Wednesday, May 21, 2014
There were four same-sex couples lined up in the lobby of the City County Building shortly after 8 a.m. this morning -- nearly half an hour before the wills/orphans division of the county's Department of Court Records opened for business. And suffice it to say: None of them were there to pick up passports.
All four couples were there to seek marriage licenses in the wake of a ruling by federal Judge John E. Jones III legalizing same-sex marriage in the Pennsylvania. And more are certainly on their way: County spokeswoman Amie Downs told them that some 160 online marriage applications had been filed overnight.
The couples City Paper spoke with said Johns' ruling was both long expected and a total surprise.
"I was at the polls when I heard," said Karla Bolster, who has been with her partner Terry Cowden for 20 years. And after getting a text from her daughter about the decision, Cowden "proposed by text. ... I wrote back 'Yes.'"
That may not be the most romantic marriage proposal you'll ever hear, but same-sex couples have good reason to be pragmatic about Jones' ruling. As of this morning, it's unclear whether Gov. Tom Corbett will appeal the ruling or ask for it to be stayed; if he does so, it could close the window of opportunity for same-sex couples -- at least while further court action is pending.
"I'm hoping to be married before" that happens, said Bolster. "That's why we're here: to beat [Corbett] to the punch."

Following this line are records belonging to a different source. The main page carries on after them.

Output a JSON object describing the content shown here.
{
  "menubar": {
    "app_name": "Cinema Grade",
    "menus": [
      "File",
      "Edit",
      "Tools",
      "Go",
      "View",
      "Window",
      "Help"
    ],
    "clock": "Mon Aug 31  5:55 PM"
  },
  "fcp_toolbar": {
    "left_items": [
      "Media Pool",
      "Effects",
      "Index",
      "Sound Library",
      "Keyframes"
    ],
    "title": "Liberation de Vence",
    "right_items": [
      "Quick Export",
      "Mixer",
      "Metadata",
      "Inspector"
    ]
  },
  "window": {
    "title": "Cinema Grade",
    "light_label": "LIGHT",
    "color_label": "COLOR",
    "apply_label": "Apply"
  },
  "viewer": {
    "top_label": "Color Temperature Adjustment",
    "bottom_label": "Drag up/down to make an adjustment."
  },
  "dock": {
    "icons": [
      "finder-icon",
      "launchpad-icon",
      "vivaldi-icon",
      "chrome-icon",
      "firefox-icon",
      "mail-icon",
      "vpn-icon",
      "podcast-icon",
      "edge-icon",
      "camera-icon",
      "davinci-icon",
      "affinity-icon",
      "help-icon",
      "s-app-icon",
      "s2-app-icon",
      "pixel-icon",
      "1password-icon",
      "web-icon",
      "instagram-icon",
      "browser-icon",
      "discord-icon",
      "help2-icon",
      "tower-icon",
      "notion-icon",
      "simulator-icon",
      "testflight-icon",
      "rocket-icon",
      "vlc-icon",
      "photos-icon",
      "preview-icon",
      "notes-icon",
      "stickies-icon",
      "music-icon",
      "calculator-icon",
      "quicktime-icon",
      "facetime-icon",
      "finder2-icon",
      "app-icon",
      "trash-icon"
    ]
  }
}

The two women are raising a 15-year-boy, in addition to an adult daughter. "My son wants the whole big wedding ceremony," Bolster said. "But I just want to make sure our kids and our family is protected."
"We've been together so long that the piece of paper is really not the point," Cowden agreed. It's the legal protections -- the ability for both women to consult with doctors about their son's health, for example -- that brought them from their Beechview home to Grant Street before heading off to work.
Karen Belsterling, who was waiting to apply for her license with her partner, Jules Hall, agreed the paperwork was unlikely to make them feel much differently about each other. The two met some 15 years ago, when they were both working as escorts at an abortion clinic. "It's about having everybody recognize [the relationship]," said Belsterling. "If you go to a party, you don't want to say, 'This is my partner,' because everybody thinks you're in business together, and there has to be a big explanation."
Belsterling acknowledges that no one knows what may happen next in the case. And both couples said they were unsure of how to seek a waiver from a three-day "waiting period," which is ordinarily required for marriage licenses.
"They aren't exactly hanging flags out telling people, 'We'll marry you,'" said Belsterling. "If this was Las Vegas, every chapel would be open." But no matter what Corbett does, she added, "We're going to ride it out."
Further back in line were Bill Rushlander and Rob Sauritch of Ross Township, who were hoping to get married after more than a decade together. (They met when Rushlander, a corporate "headhunter," interviewed Sauritch for potential placement in a new career. Sauritch didn't land a new position, Rushlander admits, "But I made the ultimate placement.")
Getting a license, Rushlander said, "puts closure to something that should have happened a long time ago."
Then the door to the county's marriage license office opened up ... and Rushlander, along with his partner of 13 years, walked on through.